» Task details: Reproduce the full set of records verbatim.

━━ Recorded information ━━

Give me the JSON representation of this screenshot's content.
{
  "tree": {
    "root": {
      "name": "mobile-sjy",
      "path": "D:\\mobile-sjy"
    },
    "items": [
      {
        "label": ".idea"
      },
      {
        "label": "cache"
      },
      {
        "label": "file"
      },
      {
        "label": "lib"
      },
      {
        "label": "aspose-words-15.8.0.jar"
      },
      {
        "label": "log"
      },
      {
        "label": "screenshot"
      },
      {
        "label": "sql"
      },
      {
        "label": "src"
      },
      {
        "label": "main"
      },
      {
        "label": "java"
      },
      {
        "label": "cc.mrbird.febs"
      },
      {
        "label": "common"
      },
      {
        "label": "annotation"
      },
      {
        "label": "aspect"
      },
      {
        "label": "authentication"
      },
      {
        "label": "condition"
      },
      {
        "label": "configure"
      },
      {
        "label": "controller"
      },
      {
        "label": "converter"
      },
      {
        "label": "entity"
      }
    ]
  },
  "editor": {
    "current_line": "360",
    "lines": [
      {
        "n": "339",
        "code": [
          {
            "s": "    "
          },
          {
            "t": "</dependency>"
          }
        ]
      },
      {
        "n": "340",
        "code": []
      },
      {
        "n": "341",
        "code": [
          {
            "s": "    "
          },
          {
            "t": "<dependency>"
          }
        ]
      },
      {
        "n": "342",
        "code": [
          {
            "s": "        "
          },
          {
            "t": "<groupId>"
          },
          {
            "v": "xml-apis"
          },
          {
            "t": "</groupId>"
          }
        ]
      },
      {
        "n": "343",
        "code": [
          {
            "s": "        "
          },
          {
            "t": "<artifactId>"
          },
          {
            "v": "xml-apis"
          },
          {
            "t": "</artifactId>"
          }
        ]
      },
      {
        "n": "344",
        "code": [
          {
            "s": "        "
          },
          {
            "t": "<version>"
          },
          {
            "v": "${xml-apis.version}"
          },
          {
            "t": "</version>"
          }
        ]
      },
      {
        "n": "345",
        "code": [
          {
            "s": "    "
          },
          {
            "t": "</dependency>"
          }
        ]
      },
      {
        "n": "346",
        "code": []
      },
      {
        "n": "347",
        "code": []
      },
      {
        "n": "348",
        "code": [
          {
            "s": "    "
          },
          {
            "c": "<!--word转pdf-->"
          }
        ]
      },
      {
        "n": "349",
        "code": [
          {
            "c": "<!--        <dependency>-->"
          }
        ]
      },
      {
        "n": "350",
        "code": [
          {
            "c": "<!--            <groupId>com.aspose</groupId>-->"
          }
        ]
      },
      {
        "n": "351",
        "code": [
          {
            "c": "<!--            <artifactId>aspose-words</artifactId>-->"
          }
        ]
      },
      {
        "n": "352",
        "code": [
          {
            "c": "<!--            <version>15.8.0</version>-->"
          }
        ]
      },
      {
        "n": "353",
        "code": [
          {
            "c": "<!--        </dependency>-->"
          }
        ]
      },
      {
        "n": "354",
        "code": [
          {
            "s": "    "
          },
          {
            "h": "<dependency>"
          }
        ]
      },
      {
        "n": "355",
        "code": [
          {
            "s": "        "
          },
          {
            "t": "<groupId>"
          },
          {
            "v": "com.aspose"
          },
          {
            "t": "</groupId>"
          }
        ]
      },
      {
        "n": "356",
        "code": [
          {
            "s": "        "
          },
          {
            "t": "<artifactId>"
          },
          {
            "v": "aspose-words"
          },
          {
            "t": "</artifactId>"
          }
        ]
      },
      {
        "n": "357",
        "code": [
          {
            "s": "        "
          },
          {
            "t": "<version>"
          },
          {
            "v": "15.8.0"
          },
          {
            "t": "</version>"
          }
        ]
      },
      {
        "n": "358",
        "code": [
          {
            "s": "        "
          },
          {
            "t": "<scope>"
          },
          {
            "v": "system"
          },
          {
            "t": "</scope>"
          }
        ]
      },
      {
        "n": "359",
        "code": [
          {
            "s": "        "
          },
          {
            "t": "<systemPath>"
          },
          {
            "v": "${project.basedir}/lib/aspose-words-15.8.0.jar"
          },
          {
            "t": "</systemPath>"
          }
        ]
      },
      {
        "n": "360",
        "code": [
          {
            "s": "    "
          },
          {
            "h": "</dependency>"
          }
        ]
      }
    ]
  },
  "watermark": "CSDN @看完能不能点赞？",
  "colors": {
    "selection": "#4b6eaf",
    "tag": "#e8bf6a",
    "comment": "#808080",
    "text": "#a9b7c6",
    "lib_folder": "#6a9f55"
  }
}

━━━

» Answer space:
Give me the JSON representation of this screenshot's content.
{
  "tree": {
    "root": {
      "name": "mobile-sjy",
      "path": "D:\\mobile-sjy"
    },
    "items": [
      {
        "label": ".idea"
      },
      {
        "label": "cache"
      },
      {
        "label": "file"
      },
      {
        "label": "lib"
      },
      {
        "label": "aspose-words-15.8.0.jar"
      },
      {
        "label": "log"
      },
      {
        "label": "screenshot"
      },
      {
        "label": "sql"
      },
      {
        "label": "src"
      },
      {
        "label": "main"
      },
      {
        "label": "java"
      },
      {
        "label": "cc.mrbird.febs"
      },
      {
        "label": "common"
      },
      {
        "label": "annotation"
      },
      {
        "label": "aspect"
      },
      {
        "label": "authentication"
      },
      {
        "label": "condition"
      },
      {
        "label": "configure"
      },
      {
        "label": "controller"
      },
      {
        "label": "converter"
      },
      {
        "label": "entity"
      }
    ]
  },
  "editor": {
    "current_line": "360",
    "lines": [
      {
        "n": "339",
        "code": [
          {
            "s": "    "
          },
          {
            "t": "</dependency>"
          }
        ]
      },
      {
        "n": "340",
        "code": []
      },
      {
        "n": "341",
        "code": [
          {
            "s": "    "
          },
          {
            "t": "<dependency>"
          }
        ]
      },
      {
        "n": "342",
        "code": [
          {
            "s": "        "
          },
          {
            "t": "<groupId>"
          },
          {
            "v": "xml-apis"
          },
          {
            "t": "</groupId>"
          }
        ]
      },
      {
        "n": "343",
        "code": [
          {
            "s": "        "
          },
          {
            "t": "<artifactId>"
          },
          {
            "v": "xml-apis"
          },
          {
            "t": "</artifactId>"
          }
        ]
      },
      {
        "n": "344",
        "code": [
          {
            "s": "        "
          },
          {
            "t": "<version>"
          },
          {
            "v": "${xml-apis.version}"
          },
          {
            "t": "</version>"
          }
        ]
      },
      {
        "n": "345",
        "code": [
          {
            "s": "    "
          },
          {
            "t": "</dependency>"
          }
        ]
      },
      {
        "n": "346",
        "code": []
      },
      {
        "n": "347",
        "code": []
      },
      {
        "n": "348",
        "code": [
          {
            "s": "    "
          },
          {
            "c": "<!--word转pdf-->"
          }
        ]
      },
      {
        "n": "349",
        "code": [
          {
            "c": "<!--        <dependency>-->"
          }
        ]
      },
      {
        "n": "350",
        "code": [
          {
            "c": "<!--            <groupId>com.aspose</groupId>-->"
          }
        ]
      },
      {
        "n": "351",
        "code": [
          {
            "c": "<!--            <artifactId>aspose-words</artifactId>-->"
          }
        ]
      },
      {
        "n": "352",
        "code": [
          {
            "c": "<!--            <version>15.8.0</version>-->"
          }
        ]
      },
      {
        "n": "353",
        "code": [
          {
            "c": "<!--        </dependency>-->"
          }
        ]
      },
      {
        "n": "354",
        "code": [
          {
            "s": "    "
          },
          {
            "h": "<dependency>"
          }
        ]
      },
      {
        "n": "355",
        "code": [
          {
            "s": "        "
          },
          {
            "t": "<groupId>"
          },
          {
            "v": "com.aspose"
          },
          {
            "t": "</groupId>"
          }
        ]
      },
      {
        "n": "356",
        "code": [
          {
            "s": "        "
          },
          {
            "t": "<artifactId>"
          },
          {
            "v": "aspose-words"
          },
          {
            "t": "</artifactId>"
          }
        ]
      },
      {
        "n": "357",
        "code": [
          {
            "s": "        "
          },
          {
            "t": "<version>"
          },
          {
            "v": "15.8.0"
          },
          {
            "t": "</version>"
          }
        ]
      },
      {
        "n": "358",
        "code": [
          {
            "s": "        "
          },
          {
            "t": "<scope>"
          },
          {
            "v": "system"
          },
          {
            "t": "</scope>"
          }
        ]
      },
      {
        "n": "359",
        "code": [
          {
            "s": "        "
          },
          {
            "t": "<systemPath>"
          },
          {
            "v": "${project.basedir}/lib/aspose-words-15.8.0.jar"
          },
          {
            "t": "</systemPath>"
          }
        ]
      },
      {
        "n": "360",
        "code": [
          {
            "s": "    "
          },
          {
            "h": "</dependency>"
          }
        ]
      }
    ]
  },
  "watermark": "CSDN @看完能不能点赞？",
  "colors": {
    "selection": "#4b6eaf",
    "tag": "#e8bf6a",
    "comment": "#808080",
    "text": "#a9b7c6",
    "lib_folder": "#6a9f55"
  }
}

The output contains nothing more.